Exercise instructions -
From the first line to the last, restate the records word for word, skipping the pictures.

[Data about app and page elements]
*** Begin section ***
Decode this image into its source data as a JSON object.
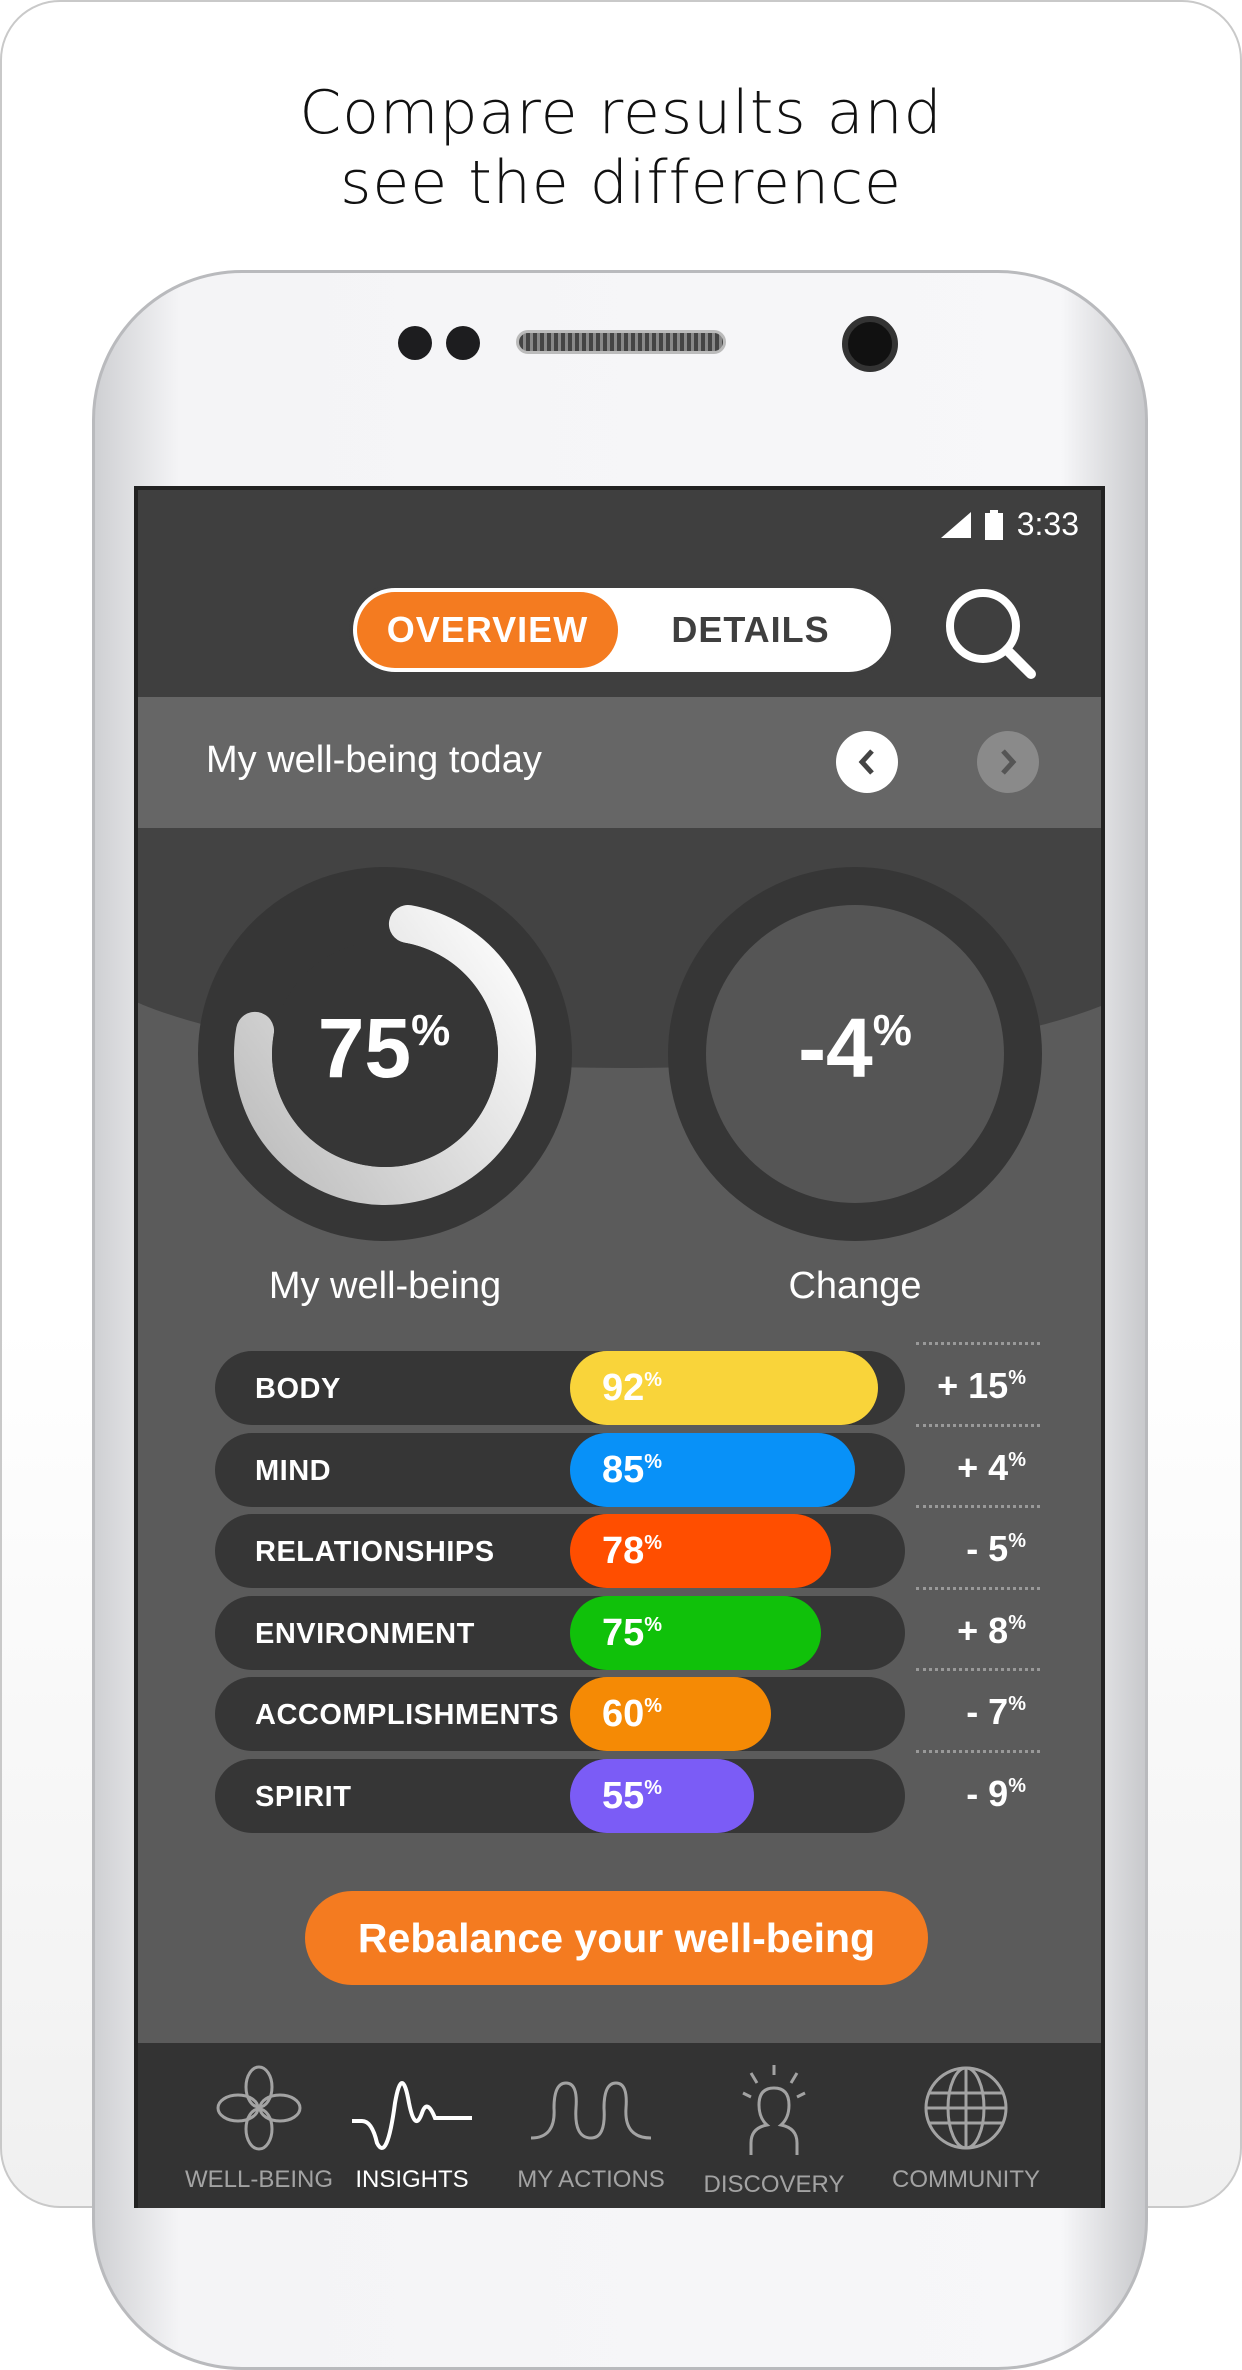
{
  "headline": {
    "line1": "Compare results and",
    "line2": "see the difference"
  },
  "status": {
    "time": "3:33",
    "icons": [
      "signal-icon",
      "battery-icon"
    ]
  },
  "toggle": {
    "overview": "OVERVIEW",
    "details": "DETAILS",
    "active": "OVERVIEW"
  },
  "day": {
    "title": "My well-being today"
  },
  "rings": {
    "wellbeing": {
      "value": "75",
      "unit": "%",
      "label": "My well-being",
      "fraction": 0.75
    },
    "change": {
      "value": "-4",
      "unit": "%",
      "label": "Change"
    }
  },
  "categories": [
    {
      "name": "BODY",
      "value": "92",
      "change": "+ 15",
      "color": "#f9d43a"
    },
    {
      "name": "MIND",
      "value": "85",
      "change": "+ 4",
      "color": "#0891f8"
    },
    {
      "name": "RELATIONSHIPS",
      "value": "78",
      "change": "- 5",
      "color": "#ff4e00"
    },
    {
      "name": "ENVIRONMENT",
      "value": "75",
      "change": "+ 8",
      "color": "#10c10a"
    },
    {
      "name": "ACCOMPLISHMENTS",
      "value": "60",
      "change": "- 7",
      "color": "#f58a05"
    },
    {
      "name": "SPIRIT",
      "value": "55",
      "change": "- 9",
      "color": "#7b5cf6"
    }
  ],
  "percent": "%",
  "cta": "Rebalance your well-being",
  "nav": [
    {
      "label": "WELL-BEING",
      "icon": "flower-icon"
    },
    {
      "label": "INSIGHTS",
      "icon": "wave-icon",
      "active": true
    },
    {
      "label": "MY ACTIONS",
      "icon": "loops-icon"
    },
    {
      "label": "DISCOVERY",
      "icon": "lightbulb-person-icon"
    },
    {
      "label": "COMMUNITY",
      "icon": "globe-icon"
    }
  ],
  "colors": {
    "accent": "#f47b20"
  }
}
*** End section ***
Finished exercise -
Decode this image into its source data as a JSON object.
{
  "headline": {
    "line1": "Compare results and",
    "line2": "see the difference"
  },
  "status": {
    "time": "3:33",
    "icons": [
      "signal-icon",
      "battery-icon"
    ]
  },
  "toggle": {
    "overview": "OVERVIEW",
    "details": "DETAILS",
    "active": "OVERVIEW"
  },
  "day": {
    "title": "My well-being today"
  },
  "rings": {
    "wellbeing": {
      "value": "75",
      "unit": "%",
      "label": "My well-being",
      "fraction": 0.75
    },
    "change": {
      "value": "-4",
      "unit": "%",
      "label": "Change"
    }
  },
  "categories": [
    {
      "name": "BODY",
      "value": "92",
      "change": "+ 15",
      "color": "#f9d43a"
    },
    {
      "name": "MIND",
      "value": "85",
      "change": "+ 4",
      "color": "#0891f8"
    },
    {
      "name": "RELATIONSHIPS",
      "value": "78",
      "change": "- 5",
      "color": "#ff4e00"
    },
    {
      "name": "ENVIRONMENT",
      "value": "75",
      "change": "+ 8",
      "color": "#10c10a"
    },
    {
      "name": "ACCOMPLISHMENTS",
      "value": "60",
      "change": "- 7",
      "color": "#f58a05"
    },
    {
      "name": "SPIRIT",
      "value": "55",
      "change": "- 9",
      "color": "#7b5cf6"
    }
  ],
  "percent": "%",
  "cta": "Rebalance your well-being",
  "nav": [
    {
      "label": "WELL-BEING",
      "icon": "flower-icon"
    },
    {
      "label": "INSIGHTS",
      "icon": "wave-icon",
      "active": true
    },
    {
      "label": "MY ACTIONS",
      "icon": "loops-icon"
    },
    {
      "label": "DISCOVERY",
      "icon": "lightbulb-person-icon"
    },
    {
      "label": "COMMUNITY",
      "icon": "globe-icon"
    }
  ],
  "colors": {
    "accent": "#f47b20"
  }
}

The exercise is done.